When sand and other material is stripped from a beach in heavy storms, much of it gathers on the seabed in shallow water just off-shore. In the following weeks and months the sediment is gradually picked up by waves and put back on the beach in a process known as deposition.
PCO Coastal Process Scientist Mark Wiggins said: “The PCO operates a series of wave buoys around the South West peninsula, and they recorded eight big storms in the winter of 2013-14.
“We’ve been monitoring 1,000 kilometres of the region’s coastline since we were set up nine years ago, and have generally observed our beaches steadily increasing in volume in that time.
“We conducted special surveys after the storms to get a true picture of their effects on the region’s beaches. What we found was that most beaches had fallen to levels similar to those we first recorded in 2007.
“Fistral Beach at Newquay had a volume of around 960,000 cubic metres when we measured it in 2013. Post-storm that fell to about 868,000m³. That means it lost the same volume as about 900 double-decker buses!
“However, our latest measurements show that by the summer of this year the beach volume had, thanks to natural processes, returned to 99.9 per cent of what it had been two years earlier.
“Of course, recovering beaches won’t look the same as they did before the storms. Dunes, for example, can take many years to form, and while material may have returned to the beaches it won’t be in the same places as previously.
“Sennen doesn’t appear to be recovering well, although it has been quite stable over the past 12 months. Because of its geography it tends to be hit by more storms than other places, and there aren’t other large beaches nearby from which sediment can be transferred.
“It’s also possible that the material lost from Sennen has been deposited a bit further off-shore, so it might take a particular combination of weather and tidal conditions for it to be returned to the beach in any great quantity.”
The PCO is part of the South West Regional Coastal Monitoring Programme which works on behalf of the area’s maritime local authorities and coastal groups, as well as the Environment Agency and Defra, and is managed by Teignbridge District Council.
Simon Humphry of Teignbridge District Council said: “The programme proved its worth when our scientists were able to estimate, based on years of highly accurate measurements, if the beaches were likely to recover on their own.
“This invaluable data was passed to the programme’s partners who had to decide what action to take after the storms.
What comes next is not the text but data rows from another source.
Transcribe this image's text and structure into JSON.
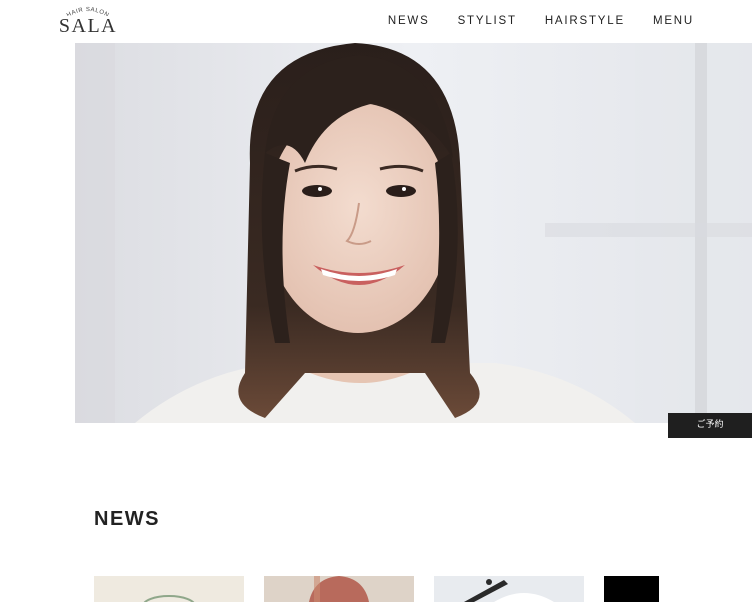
{
  "header": {
    "logo_small": "HAIR SALON",
    "logo_main": "SALA",
    "nav": [
      {
        "label": "NEWS"
      },
      {
        "label": "STYLIST"
      },
      {
        "label": "HAIRSTYLE"
      },
      {
        "label": "MENU"
      }
    ]
  },
  "hero": {
    "image": "smiling-woman-portrait"
  },
  "reserve_button": {
    "label": "ご予約"
  },
  "news": {
    "heading": "NEWS",
    "cards": [
      {
        "image": "green-glass-thumbnail"
      },
      {
        "image": "pink-hair-thumbnail"
      },
      {
        "image": "hair-tools-thumbnail"
      },
      {
        "image": "dark-thumbnail"
      }
    ]
  },
  "colors": {
    "text": "#222222",
    "button_bg": "#1f1f1f",
    "hero_bg": "#e9eaee"
  }
}
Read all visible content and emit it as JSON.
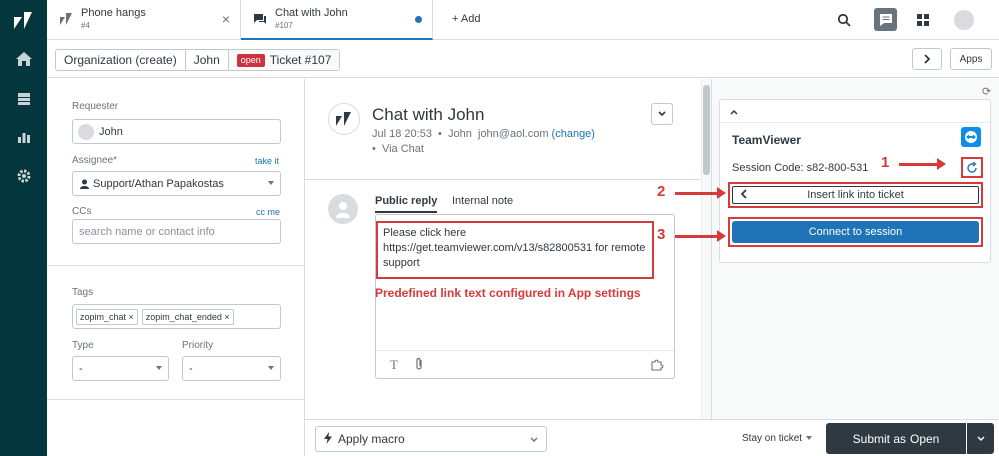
{
  "tabs": [
    {
      "title": "Phone hangs",
      "sub": "#4"
    },
    {
      "title": "Chat with John",
      "sub": "#107"
    }
  ],
  "add_tab_label": "+ Add",
  "breadcrumb": {
    "org": "Organization (create)",
    "user": "John",
    "status": "open",
    "ticket": "Ticket #107"
  },
  "apps_label": "Apps",
  "properties": {
    "requester_label": "Requester",
    "requester_value": "John",
    "assignee_label": "Assignee*",
    "take_it": "take it",
    "assignee_value": "Support/Athan Papakostas",
    "ccs_label": "CCs",
    "cc_me": "cc me",
    "ccs_placeholder": "search name or contact info",
    "tags_label": "Tags",
    "tags": [
      "zopim_chat",
      "zopim_chat_ended"
    ],
    "type_label": "Type",
    "type_value": "-",
    "priority_label": "Priority",
    "priority_value": "-"
  },
  "ticket": {
    "title": "Chat with John",
    "date": "Jul 18 20:53",
    "author": "John",
    "email": "john@aol.com",
    "change": "(change)",
    "via": "Via Chat"
  },
  "reply": {
    "tab_public": "Public reply",
    "tab_internal": "Internal note",
    "text": "Please click here https://get.teamviewer.com/v13/s82800531 for remote support",
    "annotation": "Predefined link text configured in App settings"
  },
  "app": {
    "name": "TeamViewer",
    "session_label": "Session Code:",
    "session_code": "s82-800-531",
    "insert_label": "Insert link into ticket",
    "connect_label": "Connect to session",
    "steps": [
      "1",
      "2",
      "3"
    ]
  },
  "bottom": {
    "macro": "Apply macro",
    "stay": "Stay on ticket",
    "submit_prefix": "Submit as",
    "submit_status": "Open"
  },
  "colors": {
    "nav": "#03363d",
    "accent": "#1f73b7",
    "annotation": "#d63a3a",
    "submit": "#2f3941"
  }
}
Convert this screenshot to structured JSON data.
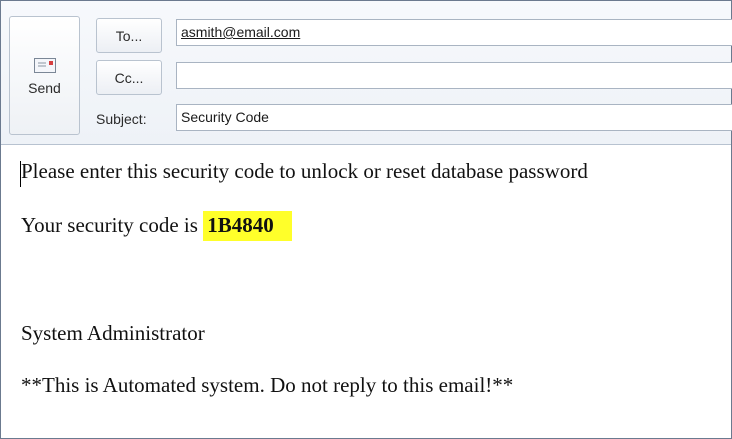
{
  "header": {
    "send_label": "Send",
    "to_button": "To...",
    "cc_button": "Cc...",
    "subject_label": "Subject:"
  },
  "fields": {
    "to": "asmith@email.com",
    "cc": "",
    "subject": "Security Code"
  },
  "body": {
    "line1": "Please enter this security code to unlock or reset database password",
    "line2_prefix": "Your security code is ",
    "security_code": "1B4840",
    "signature": "System Administrator",
    "notice": "**This is Automated system. Do not reply to this email!**"
  },
  "colors": {
    "highlight": "#ffff2a"
  },
  "icons": {
    "send": "envelope-icon"
  }
}
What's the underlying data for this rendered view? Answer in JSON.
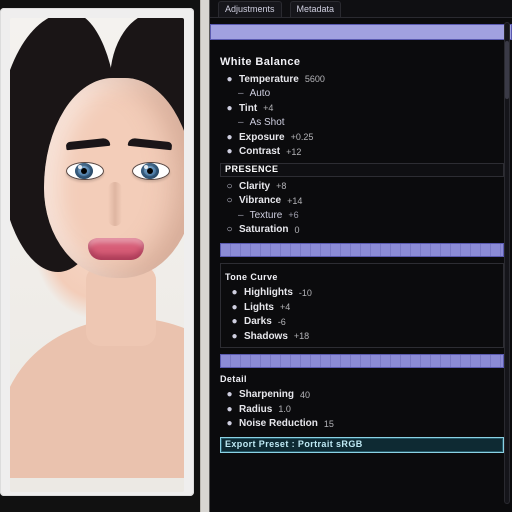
{
  "tabs": {
    "a": "Adjustments",
    "b": "Metadata"
  },
  "section1": {
    "title": "White Balance",
    "i0": {
      "label": "Temperature",
      "value": "5600"
    },
    "i1": {
      "label": "Tint",
      "value": "+4"
    },
    "i2": {
      "label": "Exposure",
      "value": "+0.25"
    },
    "i3": {
      "label": "Contrast",
      "value": "+12"
    },
    "sub1": {
      "dash": "–",
      "label": "Auto"
    },
    "sub2": {
      "dash": "–",
      "label": "As Shot"
    }
  },
  "strip1": {
    "label": "PRESENCE"
  },
  "section2": {
    "i0": {
      "label": "Clarity",
      "value": "+8"
    },
    "i1": {
      "label": "Vibrance",
      "value": "+14"
    },
    "i2": {
      "label": "Saturation",
      "value": "0"
    },
    "sub": {
      "dash": "–",
      "label": "Texture",
      "value": "+6"
    }
  },
  "section3": {
    "title": "Tone Curve",
    "i0": {
      "label": "Highlights",
      "value": "-10"
    },
    "i1": {
      "label": "Lights",
      "value": "+4"
    },
    "i2": {
      "label": "Darks",
      "value": "-6"
    },
    "i3": {
      "label": "Shadows",
      "value": "+18"
    }
  },
  "section4": {
    "title": "Detail",
    "i0": {
      "label": "Sharpening",
      "value": "40"
    },
    "i1": {
      "label": "Radius",
      "value": "1.0"
    },
    "i2": {
      "label": "Noise Reduction",
      "value": "15"
    }
  },
  "selected": {
    "text": "Export Preset : Portrait sRGB"
  }
}
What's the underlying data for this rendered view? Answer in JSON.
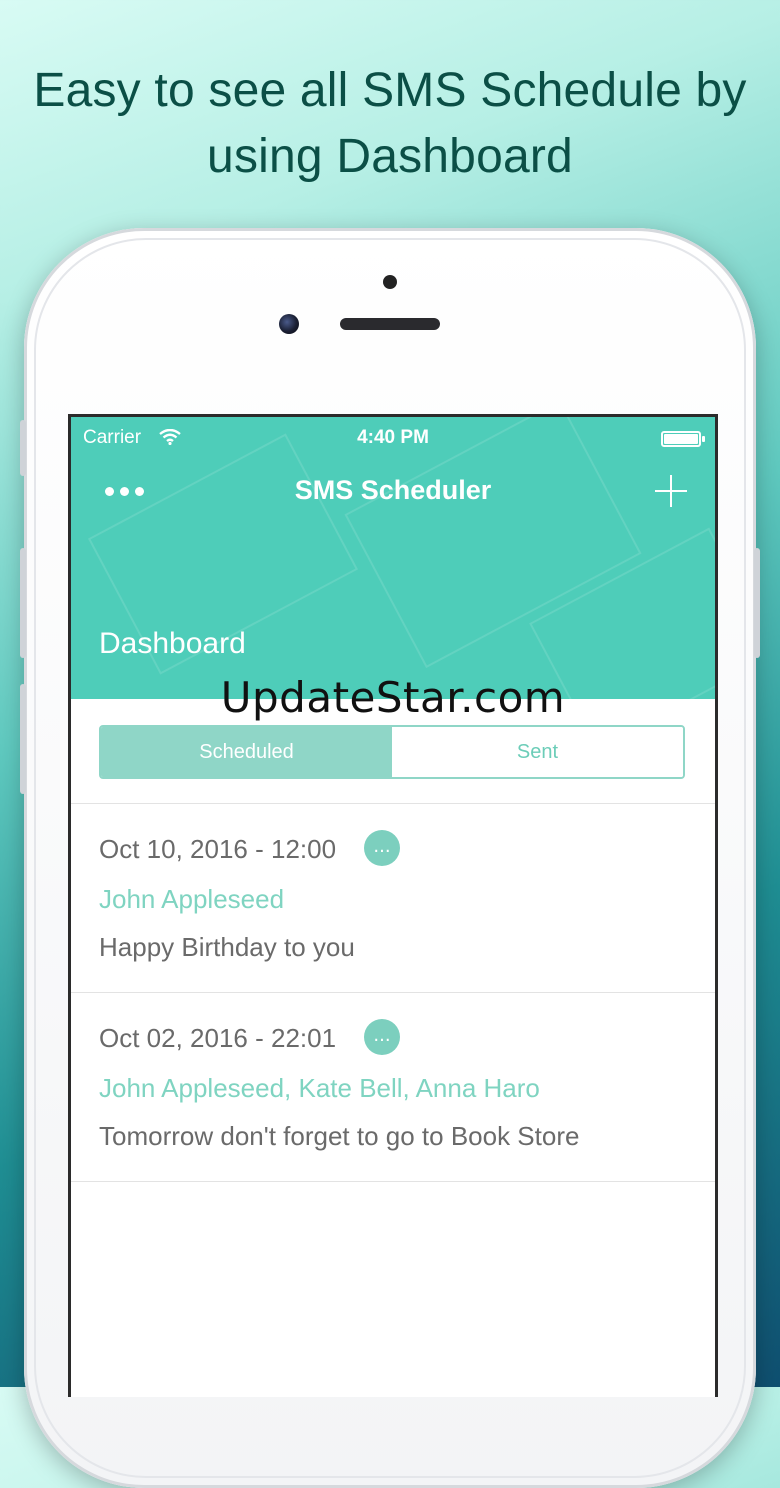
{
  "headline": {
    "line1": "Easy to see all SMS Schedule by",
    "line2": "using Dashboard"
  },
  "status_bar": {
    "carrier": "Carrier",
    "time": "4:40 PM"
  },
  "navbar": {
    "title": "SMS Scheduler"
  },
  "dashboard": {
    "title": "Dashboard"
  },
  "watermark": "UpdateStar.com",
  "tabs": {
    "scheduled": "Scheduled",
    "sent": "Sent"
  },
  "messages": [
    {
      "datetime": "Oct 10, 2016 - 12:00",
      "more": "...",
      "recipients": "John Appleseed",
      "text": "Happy Birthday to you"
    },
    {
      "datetime": "Oct 02, 2016 - 22:01",
      "more": "...",
      "recipients": "John Appleseed, Kate Bell, Anna Haro",
      "text": "Tomorrow don't forget to go to Book Store"
    }
  ],
  "colors": {
    "accent": "#4ecdb9",
    "segment_active": "#8fd6c7",
    "recipient_text": "#7fd4c1",
    "headline_text": "#0b4f46"
  }
}
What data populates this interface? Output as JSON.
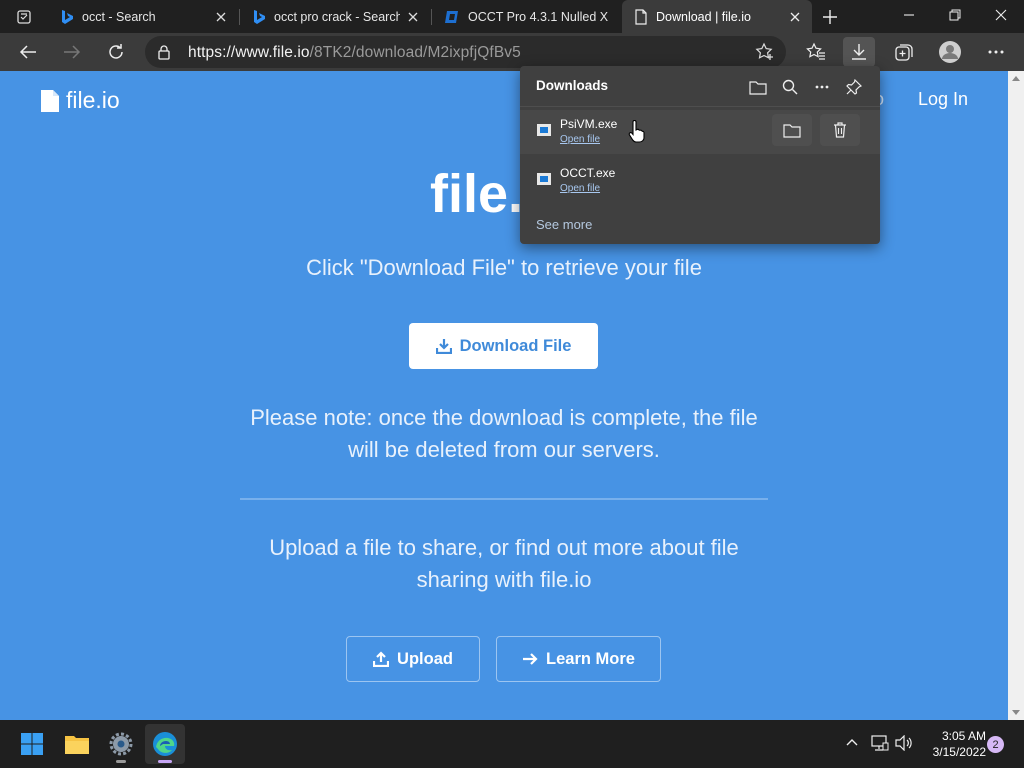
{
  "browser": {
    "tabs": [
      {
        "title": "occt - Search",
        "icon": "bing-icon",
        "active": false
      },
      {
        "title": "occt pro crack - Search",
        "icon": "bing-icon",
        "active": false
      },
      {
        "title": "OCCT Pro 4.3.1 Nulled X",
        "icon": "occt-icon",
        "active": false
      },
      {
        "title": "Download | file.io",
        "icon": "page-icon",
        "active": true
      }
    ],
    "address": {
      "host": "https://www.file.io",
      "path": "/8TK2/download/M2ixpfjQfBv5"
    }
  },
  "downloads_panel": {
    "title": "Downloads",
    "items": [
      {
        "filename": "PsiVM.exe",
        "action": "Open file"
      },
      {
        "filename": "OCCT.exe",
        "action": "Open file"
      }
    ],
    "see_more": "See more"
  },
  "site": {
    "logo": "file.io",
    "login": "Log In",
    "login_partial": "o",
    "hero_title": "file.",
    "subtitle": "Click \"Download File\" to retrieve your file",
    "download_button": "Download File",
    "note": "Please note: once the download is complete, the file will be deleted from our servers.",
    "upload_text": "Upload a file to share, or find out more about file sharing with file.io",
    "upload_button": "Upload",
    "learn_more_button": "Learn More"
  },
  "taskbar": {
    "time": "3:05 AM",
    "date": "3/15/2022",
    "notifications": "2"
  },
  "colors": {
    "page_bg": "#4793e4",
    "chrome_dark": "#202020",
    "toolbar": "#3b3b3b",
    "flyout": "#404040"
  }
}
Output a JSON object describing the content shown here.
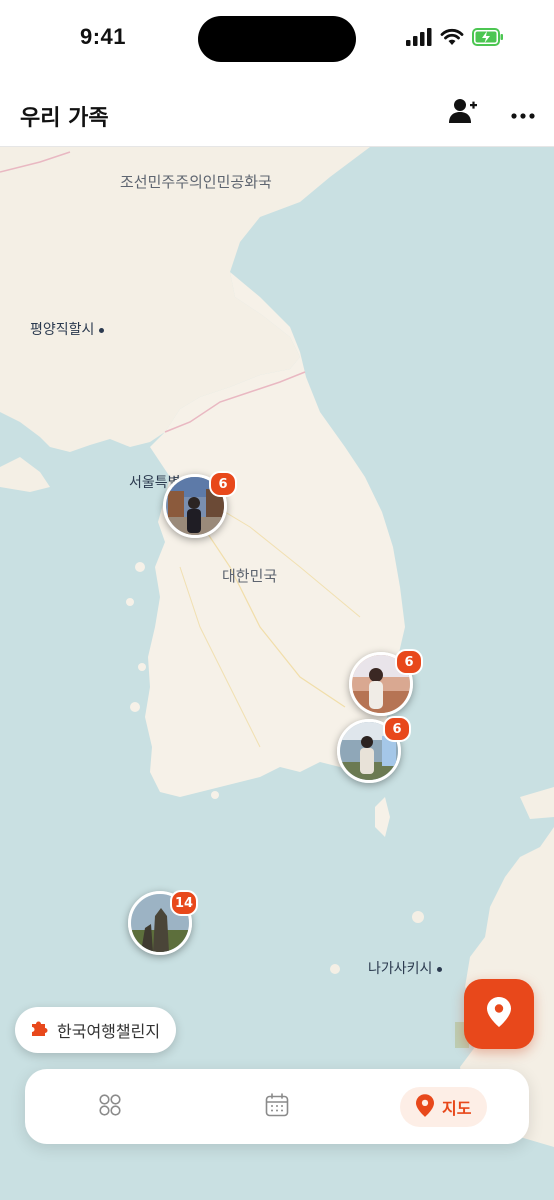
{
  "status_bar": {
    "time": "9:41"
  },
  "header": {
    "title": "우리 가족",
    "add_member_icon": "person-add-icon",
    "more_icon": "more-horizontal-icon"
  },
  "map": {
    "labels": {
      "north_korea": "조선민주주의인민공화국",
      "pyongyang": "평양직할시",
      "seoul": "서울특별시",
      "south_korea": "대한민국",
      "nagasaki": "나가사키시"
    },
    "clusters": [
      {
        "region": "seoul",
        "count": "6"
      },
      {
        "region": "east-coast",
        "count": "6"
      },
      {
        "region": "busan",
        "count": "6"
      },
      {
        "region": "jeju",
        "count": "14"
      }
    ]
  },
  "challenge_button": {
    "label": "한국여행챌린지",
    "icon": "puzzle-icon"
  },
  "location_fab": {
    "icon": "location-pin-icon"
  },
  "tab_bar": {
    "tabs": [
      {
        "icon": "grid-icon",
        "label": ""
      },
      {
        "icon": "calendar-icon",
        "label": ""
      },
      {
        "icon": "location-pin-icon",
        "label": "지도"
      }
    ]
  },
  "colors": {
    "accent": "#e8481b",
    "sea": "#c9e0e2",
    "land": "#f6f1e8"
  }
}
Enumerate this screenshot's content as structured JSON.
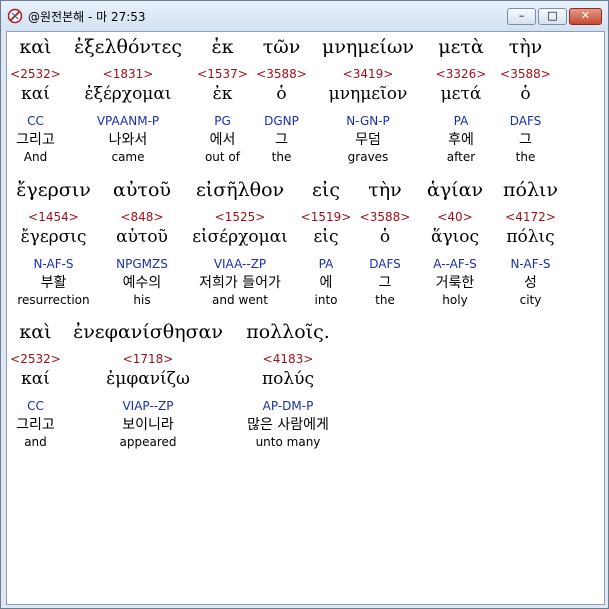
{
  "window": {
    "title": "@원전본해 - 마 27:53",
    "minimize_label": "–",
    "maximize_label": "□",
    "close_label": "✕"
  },
  "rows": [
    {
      "words": [
        {
          "greek": "καὶ",
          "strong": "<2532>",
          "lemma": "καί",
          "morph": "CC",
          "korean": "그리고",
          "english": "And"
        },
        {
          "greek": "ἐξελθόντες",
          "strong": "<1831>",
          "lemma": "ἐξέρχομαι",
          "morph": "VPAANM-P",
          "korean": "나와서",
          "english": "came"
        },
        {
          "greek": "ἐκ",
          "strong": "<1537>",
          "lemma": "ἐκ",
          "morph": "PG",
          "korean": "에서",
          "english": "out of"
        },
        {
          "greek": "τῶν",
          "strong": "<3588>",
          "lemma": "ὁ",
          "morph": "DGNP",
          "korean": "그",
          "english": "the"
        },
        {
          "greek": "μνημείων",
          "strong": "<3419>",
          "lemma": "μνημεῖον",
          "morph": "N-GN-P",
          "korean": "무덤",
          "english": "graves"
        },
        {
          "greek": "μετὰ",
          "strong": "<3326>",
          "lemma": "μετά",
          "morph": "PA",
          "korean": "후에",
          "english": "after"
        },
        {
          "greek": "τὴν",
          "strong": "<3588>",
          "lemma": "ὁ",
          "morph": "DAFS",
          "korean": "그",
          "english": "the"
        }
      ]
    },
    {
      "words": [
        {
          "greek": "ἔγερσιν",
          "strong": "<1454>",
          "lemma": "ἔγερσις",
          "morph": "N-AF-S",
          "korean": "부활",
          "english": "resurrection"
        },
        {
          "greek": "αὐτοῦ",
          "strong": "<848>",
          "lemma": "αὑτοῦ",
          "morph": "NPGMZS",
          "korean": "예수의",
          "english": "his"
        },
        {
          "greek": "εἰσῆλθον",
          "strong": "<1525>",
          "lemma": "εἰσέρχομαι",
          "morph": "VIAA--ZP",
          "korean": "저희가 들어가",
          "english": "and went"
        },
        {
          "greek": "εἰς",
          "strong": "<1519>",
          "lemma": "εἰς",
          "morph": "PA",
          "korean": "에",
          "english": "into"
        },
        {
          "greek": "τὴν",
          "strong": "<3588>",
          "lemma": "ὁ",
          "morph": "DAFS",
          "korean": "그",
          "english": "the"
        },
        {
          "greek": "ἁγίαν",
          "strong": "<40>",
          "lemma": "ἅγιος",
          "morph": "A--AF-S",
          "korean": "거룩한",
          "english": "holy"
        },
        {
          "greek": "πόλιν",
          "strong": "<4172>",
          "lemma": "πόλις",
          "morph": "N-AF-S",
          "korean": "성",
          "english": "city"
        }
      ]
    },
    {
      "words": [
        {
          "greek": "καὶ",
          "strong": "<2532>",
          "lemma": "καί",
          "morph": "CC",
          "korean": "그리고",
          "english": "and"
        },
        {
          "greek": "ἐνεφανίσθησαν",
          "strong": "<1718>",
          "lemma": "ἐμφανίζω",
          "morph": "VIAP--ZP",
          "korean": "보이니라",
          "english": "appeared"
        },
        {
          "greek": "πολλοῖς.",
          "strong": "<4183>",
          "lemma": "πολύς",
          "morph": "AP-DM-P",
          "korean": "많은 사람에게",
          "english": "unto many"
        }
      ]
    }
  ]
}
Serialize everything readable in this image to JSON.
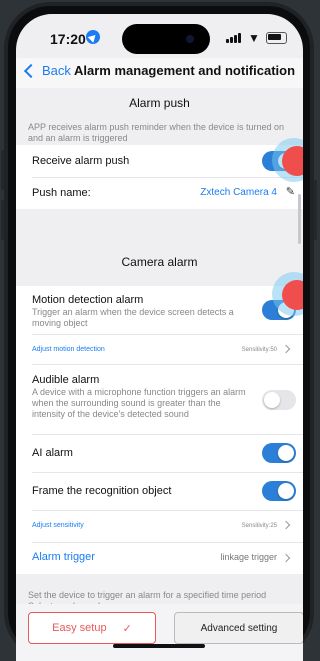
{
  "status_bar": {
    "time": "17:20"
  },
  "nav": {
    "back_label": "Back",
    "title": "Alarm management and notification"
  },
  "alarm_push": {
    "title": "Alarm push",
    "description": "APP receives alarm push reminder when the device is turned on and an alarm is triggered",
    "receive_label": "Receive alarm push",
    "receive_on": true,
    "push_name_label": "Push name:",
    "push_name_value": "Zxtech Camera 4"
  },
  "camera_alarm": {
    "title": "Camera alarm",
    "motion": {
      "label": "Motion detection alarm",
      "description": "Trigger an alarm when the device screen detects a moving object",
      "on": true,
      "adjust_label": "Adjust motion detection",
      "sensitivity": "Sensitivity:50"
    },
    "audible": {
      "label": "Audible alarm",
      "description": "A device with a microphone function triggers an alarm when the surrounding sound is greater than the intensity of the device's detected sound",
      "on": false
    },
    "ai": {
      "label": "AI alarm",
      "on": true
    },
    "frame": {
      "label": "Frame the recognition object",
      "on": true,
      "adjust_label": "Adjust sensitivity",
      "sensitivity": "Sensitivity:25"
    },
    "trigger": {
      "label": "Alarm trigger",
      "value": "linkage trigger"
    }
  },
  "plan": {
    "description_line1": "Set the device to trigger an alarm for a specified time period",
    "description_line2": "Select an alarm plan:"
  },
  "bottom": {
    "easy_label": "Easy setup",
    "advanced_label": "Advanced setting"
  },
  "colors": {
    "accent": "#2c7fd6",
    "link": "#1b7cf2",
    "easy": "#e85a5a",
    "touch": "#f04d4d"
  }
}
One option, for instance, would have been to import material from elsewhere in the country to replace that which had been lost, but there are obvious costs associated with that, and the new material will rarely match that which has been lost.
“Even though our data often proves invaluable, it is available free of charge to local authorities, coastal engineers, scientists, students, environmentalists and anyone else who is interested.
“Our scientists are now recommending further monitoring of the situation in those areas which are recovering less well.”
Data gathered by the Plymouth Coastal Observatory for the South West Regional Coastal Monitoring Programme is available online at www.coastalmonitoring.org/southwest.